River Falls, feds disagree on paramedic payA federal review of the way River Falls pays its volunteer ambulance workers may not cost the city back wages but will, to a small degree, change how volunteers are used, say local officials.
By: Judy Wiff, River Falls Journal
A federal review of the way River Falls pays its volunteer ambulance workers may not cost the city back wages but will, to a small degree, change how volunteers are used, say local officials.
The audit, begun early this year, ended in conflicting conclusions by city officials, who insist River Falls owes no back pay to any ambulance workers, and a U.S. Department of Labor Wage & Hour Division director’s opinion that the city does indeed owe money to two paramedics.
The Department of Labor reviewed two years of city records involving compensation for volunteer EMTs and paramedics, said River Falls City Administrator Scot Simpson. He said the review did not include looking at pay for fulltime workers.
The ambulance service has 30 volunteer EMTs and paramedics. They are paid $2.60 per hour for on-call time and from $15 to $32 per run if they are called out, said EMS Director Jeff Rixmann. The paramedics are paid more than the EMTs for runs.
The department has four fulltime paramedics, one temporary fulltime paramedic and five part-time paramedics.
“We believe, obviously, that we didn’t violate anything,” said Simpson of the review of pay.
But Wage & Hour District Director Ann Buysman disagrees.

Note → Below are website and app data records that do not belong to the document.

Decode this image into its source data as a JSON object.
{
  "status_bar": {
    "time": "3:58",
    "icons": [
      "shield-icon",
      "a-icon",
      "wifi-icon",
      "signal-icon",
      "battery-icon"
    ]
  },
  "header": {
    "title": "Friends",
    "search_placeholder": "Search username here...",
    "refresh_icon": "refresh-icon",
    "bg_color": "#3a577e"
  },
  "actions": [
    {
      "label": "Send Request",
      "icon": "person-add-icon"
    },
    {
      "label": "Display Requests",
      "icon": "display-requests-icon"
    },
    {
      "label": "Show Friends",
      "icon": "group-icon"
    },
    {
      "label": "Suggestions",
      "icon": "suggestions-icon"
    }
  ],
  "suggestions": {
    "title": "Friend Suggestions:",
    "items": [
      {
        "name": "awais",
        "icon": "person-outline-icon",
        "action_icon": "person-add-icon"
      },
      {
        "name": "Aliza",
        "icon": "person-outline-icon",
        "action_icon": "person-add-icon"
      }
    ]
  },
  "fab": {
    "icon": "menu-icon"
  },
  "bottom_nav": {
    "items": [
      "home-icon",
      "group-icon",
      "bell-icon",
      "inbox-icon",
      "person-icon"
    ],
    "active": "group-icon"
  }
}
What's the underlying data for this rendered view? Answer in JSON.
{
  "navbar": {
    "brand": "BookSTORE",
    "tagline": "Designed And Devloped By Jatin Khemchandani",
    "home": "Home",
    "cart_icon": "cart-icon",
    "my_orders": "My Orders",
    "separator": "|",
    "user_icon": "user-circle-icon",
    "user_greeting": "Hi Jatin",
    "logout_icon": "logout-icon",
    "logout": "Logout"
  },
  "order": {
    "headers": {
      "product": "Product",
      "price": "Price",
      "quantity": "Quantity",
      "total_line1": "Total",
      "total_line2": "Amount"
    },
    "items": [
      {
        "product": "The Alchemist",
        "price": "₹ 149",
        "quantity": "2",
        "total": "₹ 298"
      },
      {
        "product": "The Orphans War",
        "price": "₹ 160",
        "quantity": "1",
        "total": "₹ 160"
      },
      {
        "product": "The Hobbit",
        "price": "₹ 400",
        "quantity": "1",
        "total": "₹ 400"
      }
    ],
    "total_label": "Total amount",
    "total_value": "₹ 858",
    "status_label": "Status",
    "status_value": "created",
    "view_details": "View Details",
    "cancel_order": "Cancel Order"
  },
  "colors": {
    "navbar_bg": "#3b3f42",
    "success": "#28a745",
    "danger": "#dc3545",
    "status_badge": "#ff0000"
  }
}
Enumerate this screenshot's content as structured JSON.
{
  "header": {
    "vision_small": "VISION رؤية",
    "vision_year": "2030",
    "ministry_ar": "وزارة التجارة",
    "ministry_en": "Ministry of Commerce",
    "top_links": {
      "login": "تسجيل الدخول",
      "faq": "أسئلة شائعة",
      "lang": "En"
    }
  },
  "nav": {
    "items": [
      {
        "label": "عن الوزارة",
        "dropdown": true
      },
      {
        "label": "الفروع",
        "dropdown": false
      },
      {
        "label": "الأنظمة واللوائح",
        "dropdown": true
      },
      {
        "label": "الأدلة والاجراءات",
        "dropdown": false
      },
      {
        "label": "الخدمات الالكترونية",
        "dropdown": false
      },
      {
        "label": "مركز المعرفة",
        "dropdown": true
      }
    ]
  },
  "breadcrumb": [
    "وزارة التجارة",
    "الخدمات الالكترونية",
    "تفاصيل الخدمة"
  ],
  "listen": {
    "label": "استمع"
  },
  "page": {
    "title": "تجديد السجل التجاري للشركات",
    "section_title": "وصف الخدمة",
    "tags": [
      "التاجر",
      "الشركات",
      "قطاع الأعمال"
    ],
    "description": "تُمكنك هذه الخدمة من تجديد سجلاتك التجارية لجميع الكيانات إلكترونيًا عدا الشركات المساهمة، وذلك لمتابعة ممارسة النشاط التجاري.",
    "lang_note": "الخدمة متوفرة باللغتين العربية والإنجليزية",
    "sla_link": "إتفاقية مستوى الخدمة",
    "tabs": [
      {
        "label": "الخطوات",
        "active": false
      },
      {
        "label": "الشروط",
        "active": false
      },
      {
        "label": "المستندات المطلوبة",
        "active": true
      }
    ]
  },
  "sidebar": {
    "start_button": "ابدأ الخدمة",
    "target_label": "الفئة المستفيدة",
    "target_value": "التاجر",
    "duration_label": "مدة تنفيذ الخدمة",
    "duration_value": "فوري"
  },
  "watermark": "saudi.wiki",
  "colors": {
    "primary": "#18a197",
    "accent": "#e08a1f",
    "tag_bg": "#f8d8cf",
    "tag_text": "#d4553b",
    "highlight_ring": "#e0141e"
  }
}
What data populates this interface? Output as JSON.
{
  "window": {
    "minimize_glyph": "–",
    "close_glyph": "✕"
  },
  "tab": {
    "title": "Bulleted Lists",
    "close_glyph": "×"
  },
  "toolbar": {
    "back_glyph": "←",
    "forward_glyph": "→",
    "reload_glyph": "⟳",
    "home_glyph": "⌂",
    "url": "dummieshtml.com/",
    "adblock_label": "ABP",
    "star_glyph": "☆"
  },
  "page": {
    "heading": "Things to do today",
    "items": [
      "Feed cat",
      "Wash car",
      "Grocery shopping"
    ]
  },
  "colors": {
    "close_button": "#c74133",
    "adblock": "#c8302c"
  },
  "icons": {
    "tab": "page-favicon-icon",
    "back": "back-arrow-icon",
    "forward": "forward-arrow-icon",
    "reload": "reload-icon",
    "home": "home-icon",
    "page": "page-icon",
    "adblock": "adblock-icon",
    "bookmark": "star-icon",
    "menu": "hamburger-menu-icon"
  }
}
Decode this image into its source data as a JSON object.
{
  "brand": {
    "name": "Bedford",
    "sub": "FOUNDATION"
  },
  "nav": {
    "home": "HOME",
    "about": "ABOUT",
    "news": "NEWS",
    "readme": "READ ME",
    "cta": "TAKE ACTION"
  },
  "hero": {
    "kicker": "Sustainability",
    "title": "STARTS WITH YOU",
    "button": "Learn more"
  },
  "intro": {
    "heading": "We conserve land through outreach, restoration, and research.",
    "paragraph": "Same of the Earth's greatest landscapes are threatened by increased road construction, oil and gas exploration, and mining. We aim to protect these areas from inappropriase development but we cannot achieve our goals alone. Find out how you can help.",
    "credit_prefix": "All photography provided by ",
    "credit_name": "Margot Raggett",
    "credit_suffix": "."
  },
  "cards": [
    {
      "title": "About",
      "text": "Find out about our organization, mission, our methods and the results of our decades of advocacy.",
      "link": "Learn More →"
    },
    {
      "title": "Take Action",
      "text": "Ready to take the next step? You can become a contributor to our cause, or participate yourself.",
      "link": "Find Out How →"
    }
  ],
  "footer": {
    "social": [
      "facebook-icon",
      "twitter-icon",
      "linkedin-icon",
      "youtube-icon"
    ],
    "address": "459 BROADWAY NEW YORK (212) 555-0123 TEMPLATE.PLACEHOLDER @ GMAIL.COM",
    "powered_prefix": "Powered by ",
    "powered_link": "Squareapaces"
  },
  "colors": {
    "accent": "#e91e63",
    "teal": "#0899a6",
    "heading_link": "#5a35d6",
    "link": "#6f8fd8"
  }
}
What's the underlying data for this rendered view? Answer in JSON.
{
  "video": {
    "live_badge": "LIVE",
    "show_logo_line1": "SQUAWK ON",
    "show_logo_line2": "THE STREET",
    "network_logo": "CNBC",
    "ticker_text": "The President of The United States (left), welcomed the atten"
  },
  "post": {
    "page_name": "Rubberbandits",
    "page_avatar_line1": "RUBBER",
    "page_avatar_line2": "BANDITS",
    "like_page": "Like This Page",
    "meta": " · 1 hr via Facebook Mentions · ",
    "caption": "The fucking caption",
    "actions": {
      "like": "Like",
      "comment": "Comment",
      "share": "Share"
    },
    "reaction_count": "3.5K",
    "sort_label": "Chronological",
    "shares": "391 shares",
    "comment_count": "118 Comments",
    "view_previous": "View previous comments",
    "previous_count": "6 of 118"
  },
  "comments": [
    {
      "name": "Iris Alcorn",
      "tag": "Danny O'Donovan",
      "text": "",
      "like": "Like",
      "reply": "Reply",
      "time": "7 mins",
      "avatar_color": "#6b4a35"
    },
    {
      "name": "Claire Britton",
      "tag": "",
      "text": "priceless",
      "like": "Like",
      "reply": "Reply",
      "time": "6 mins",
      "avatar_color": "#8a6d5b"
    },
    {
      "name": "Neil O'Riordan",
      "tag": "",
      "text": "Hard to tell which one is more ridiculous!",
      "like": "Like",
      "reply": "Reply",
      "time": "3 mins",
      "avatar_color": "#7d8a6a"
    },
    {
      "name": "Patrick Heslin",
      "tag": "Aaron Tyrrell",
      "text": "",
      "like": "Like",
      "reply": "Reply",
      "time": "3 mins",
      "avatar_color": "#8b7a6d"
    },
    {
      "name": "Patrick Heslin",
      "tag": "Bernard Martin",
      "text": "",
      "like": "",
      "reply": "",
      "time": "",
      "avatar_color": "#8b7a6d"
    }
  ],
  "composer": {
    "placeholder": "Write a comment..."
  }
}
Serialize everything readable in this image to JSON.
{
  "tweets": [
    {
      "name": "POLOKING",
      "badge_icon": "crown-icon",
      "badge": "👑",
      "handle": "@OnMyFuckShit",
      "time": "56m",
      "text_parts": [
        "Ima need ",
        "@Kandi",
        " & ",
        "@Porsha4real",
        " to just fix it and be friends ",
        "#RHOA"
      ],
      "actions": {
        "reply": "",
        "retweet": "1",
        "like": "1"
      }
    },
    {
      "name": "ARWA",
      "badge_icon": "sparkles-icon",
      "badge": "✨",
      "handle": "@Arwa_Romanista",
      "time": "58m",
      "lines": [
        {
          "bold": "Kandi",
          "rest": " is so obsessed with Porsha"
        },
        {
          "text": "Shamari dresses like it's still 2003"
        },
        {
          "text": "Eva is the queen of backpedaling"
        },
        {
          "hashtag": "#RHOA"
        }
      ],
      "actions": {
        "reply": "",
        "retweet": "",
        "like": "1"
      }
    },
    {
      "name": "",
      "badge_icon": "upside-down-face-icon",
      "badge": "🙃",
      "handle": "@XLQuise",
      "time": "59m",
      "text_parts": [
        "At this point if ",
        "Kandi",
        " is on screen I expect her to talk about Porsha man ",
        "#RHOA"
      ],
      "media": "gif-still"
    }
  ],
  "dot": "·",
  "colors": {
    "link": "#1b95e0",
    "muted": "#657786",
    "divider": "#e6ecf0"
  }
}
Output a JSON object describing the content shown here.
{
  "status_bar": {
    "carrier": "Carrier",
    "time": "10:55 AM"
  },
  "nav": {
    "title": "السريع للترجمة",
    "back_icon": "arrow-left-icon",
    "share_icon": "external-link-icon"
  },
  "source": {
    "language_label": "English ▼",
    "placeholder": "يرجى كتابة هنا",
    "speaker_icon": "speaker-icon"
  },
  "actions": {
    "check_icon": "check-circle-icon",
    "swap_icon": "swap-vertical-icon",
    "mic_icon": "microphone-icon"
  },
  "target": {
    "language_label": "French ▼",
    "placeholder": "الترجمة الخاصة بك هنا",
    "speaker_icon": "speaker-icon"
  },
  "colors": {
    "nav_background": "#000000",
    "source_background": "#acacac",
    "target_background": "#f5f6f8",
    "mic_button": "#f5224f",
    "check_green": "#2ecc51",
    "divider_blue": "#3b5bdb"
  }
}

“The recent investigation of your organization … disclosed that you did not pay employees the overtime compensation required by the (Fair Labor Standards Act),” wrote Buysman in a letter dated Aug. 2.
“I understand you have agreed to comply with the act in the future, but you have not agreed to pay the back wages due your employees,” continued Buysman.
The letter says that if the ambulance service doesn’t pay those employees for the allegedly-owed overtime, the agency will advise the workers that they can sue for back wages and may be awarded up to twice the amount due plus attorney’s fees.
“They discussed amounts, but there wasn’t any amount in the letter,” said Simpson of the amount the DOL believes River Falls owes the two paramedics.
He said the city’s position that there was no back pay or overtime owed, but the DOL asked the city to voluntarily agree to pay an amount to those two employees.
“We didn’t agree to that,” said Simpson, who wouldn’t say how much the DOL was suggesting paying, except that he “wouldn’t categorize it as significant amounts.”
The letter said basically that the DOL workers understand the city’s position, they don’t agree, but they don’t intend to pursue action, summarized Simpson.
“Most of it came down to the fact whether or not the employees are volunteers,” he said.
Simpson said there are several tests to determine if an employee is a volunteer.
One standard is the “nominal fee” test. If a person accepts less than 20% of what a fulltime regular worker would make, he or she is not considered an employee, said Simpson. In this case 20% of the usual annual pay for a paramedic is about $12,500.
Two River Falls volunteer paramedics had been paid just over that amount, said Simpson.
He said the city took its review a step farther, went back over the two years and looked at everything — training, work and on-call hours — and divided that into the amount paid to make sure the volunteers still weren’t owed back or overtime pay.
“We did the whole calculation and submitted it to the DOL,” said Simpson, adding the city concluded it had fairly paid the volunteer paramedics.
“Those two people didn’t ask the city for back wages or overtime,” he added.
The volunteers are motivated by a desire to serve, said Simpson. “They are not doing it for the money. They’re doing it to serve the community.”
He said the Fair Labor Standards Act exempts volunteers from minimum wage and overtime laws: “Those laws are meant for employees.”
After the review, the DOL asked if the city would be willing to calculate back pay a different way, said Simpson. River Falls officials didn’t agree to that, he said.
But the ambulance services is moving toward a fulltime, part-time and volunteer model so it’s clear who is what, said Simpson.
The city has reviewed procedures and talked to ambulance workers about their perceptions. Simpson said the service is working on changes that make it clear that a volunteer is a volunteer, that volunteers stay below the 20%-pay rule, and that people are being treated and paid fairly.
“It doesn’t really change things for us a whole lot from what we’re doing now,” agreed Rixmann. But, he said, the department will be watching to ensure that no volunteer paramedic is paid more than 20% of what a fulltime worker would get.
“It’s been an interesting experience, it took a long time, (but) I’m not sure it’s complete,” summarized Simpson.